I tried reverse-engineering- but I gave up. No numbers on IC-s. I found specifications for the analog switches (one for each band ) and found information about the transistors around those analog switch IC-s. Nice, 1 GHz fT transistors, all surface mount, so I gave up that line.
I found an NPN SM transistor in a damaged TV remote. It is only a 300 MHz transistor but
I had no better than that, so I started to build a little antenna amplifier circuit, wide band and simple.
I lost a few SM capacitors during the soldering but I have plenty of those. So the 1/4 square inch circuit board was finished last week. I tested it with an external 3 volt battery and I found it good working. Today ( 07-27-2019 ) I opened up the HRD-737 and wired it into the radio.
The results are much better than I expected. The HDR-737 became a good shortwave radio!

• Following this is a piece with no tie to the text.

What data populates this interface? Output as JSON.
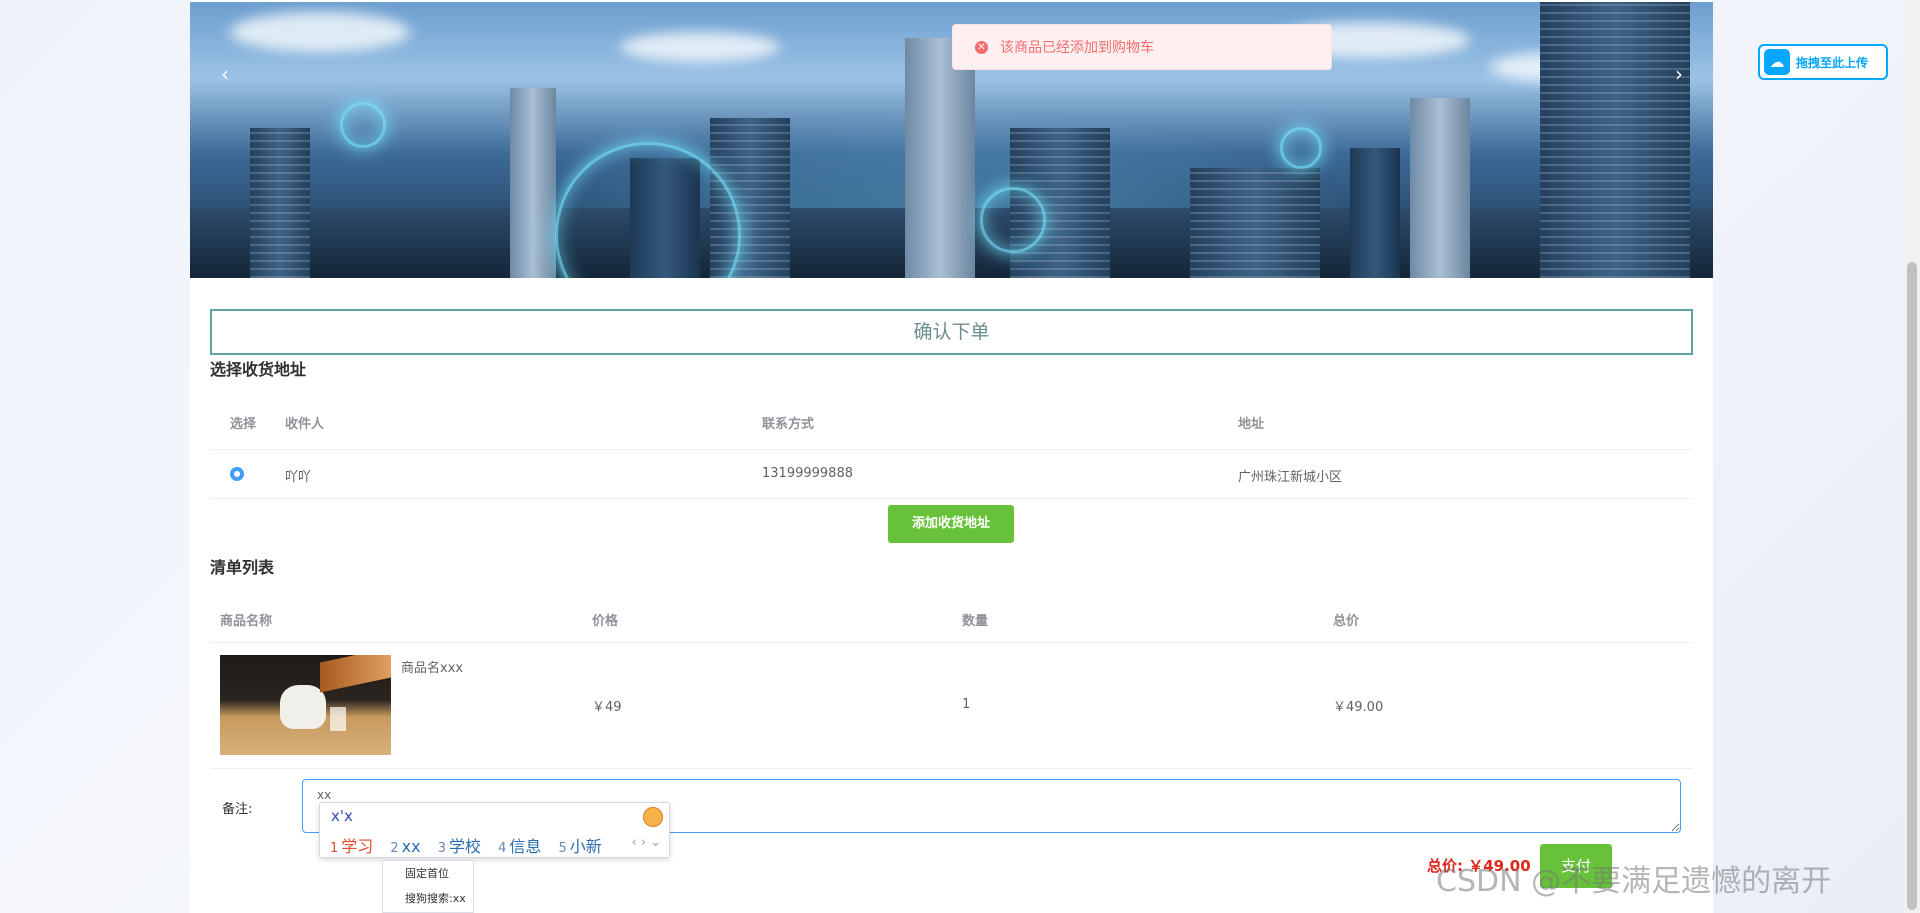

When I touch the built in antenna by my finger, radio is sensing the touch and station comes in. This effect was not there before. Radio became more sensitive on CB band than my Realistic DX392.
I have a YouTube channel [in the following video/slideshow] and I will show you the little ugly but great working circuit in the radio:
Click here to view on YouTube.
Later on next week I will try to record some video of the shortwave reception and post up it on the same YouTube channel.
I am a shortwave lover since 50+ years and I will be very happy to share the good news with others. Now I can listen my Greek music on this little radio, on 9420 kHz. Yes, the radio became [more sensitive than I had hoped].
You can see my other shortwave radios on my YouTube channel too, Have fun and never give up the hope!
Many thanks, Imre, for sharing and documenting this modification. One of the lessons here, too, is that if you have an inexpensive radio like the HanRongDa HRD-737 and you feel tempted to try a modification, there’s little to lose. It’s not like modifying a $1000 transceiver–just dig into the little radio and give it a go. If you harm the radio, you’ve only invested $37 or so in the project. That’s a much better solution than letting it sit on a shelf collecting dust because it’s not sensitive enough! Well played, Imre!